Entries shown:
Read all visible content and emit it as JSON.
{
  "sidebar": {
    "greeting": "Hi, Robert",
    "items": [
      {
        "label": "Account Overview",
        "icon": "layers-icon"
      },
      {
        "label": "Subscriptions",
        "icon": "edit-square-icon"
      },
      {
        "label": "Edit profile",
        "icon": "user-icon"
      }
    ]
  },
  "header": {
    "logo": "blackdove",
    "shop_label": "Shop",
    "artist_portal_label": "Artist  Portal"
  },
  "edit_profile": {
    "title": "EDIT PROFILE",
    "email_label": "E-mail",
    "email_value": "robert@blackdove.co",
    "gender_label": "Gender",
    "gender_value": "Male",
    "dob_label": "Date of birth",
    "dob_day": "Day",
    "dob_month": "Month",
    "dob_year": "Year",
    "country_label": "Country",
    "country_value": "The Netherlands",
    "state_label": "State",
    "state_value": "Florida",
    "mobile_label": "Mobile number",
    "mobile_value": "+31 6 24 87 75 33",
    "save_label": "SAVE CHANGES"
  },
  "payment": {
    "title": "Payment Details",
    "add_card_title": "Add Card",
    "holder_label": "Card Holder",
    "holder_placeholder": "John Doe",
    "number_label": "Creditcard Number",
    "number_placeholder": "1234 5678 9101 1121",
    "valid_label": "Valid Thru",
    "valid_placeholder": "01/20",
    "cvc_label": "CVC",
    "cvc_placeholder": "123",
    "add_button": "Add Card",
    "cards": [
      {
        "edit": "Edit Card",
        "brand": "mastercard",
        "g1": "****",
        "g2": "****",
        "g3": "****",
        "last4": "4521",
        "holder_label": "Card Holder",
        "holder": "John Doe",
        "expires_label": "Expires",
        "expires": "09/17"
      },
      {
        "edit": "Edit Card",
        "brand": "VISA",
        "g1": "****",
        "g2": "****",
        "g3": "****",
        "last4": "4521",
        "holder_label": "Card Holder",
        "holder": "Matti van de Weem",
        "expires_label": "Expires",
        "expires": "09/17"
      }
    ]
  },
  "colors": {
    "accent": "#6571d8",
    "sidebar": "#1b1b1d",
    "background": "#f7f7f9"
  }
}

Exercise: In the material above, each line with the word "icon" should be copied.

Written answer:
        "icon": "layers-icon"
        "icon": "edit-square-icon"
        "icon": "user-icon"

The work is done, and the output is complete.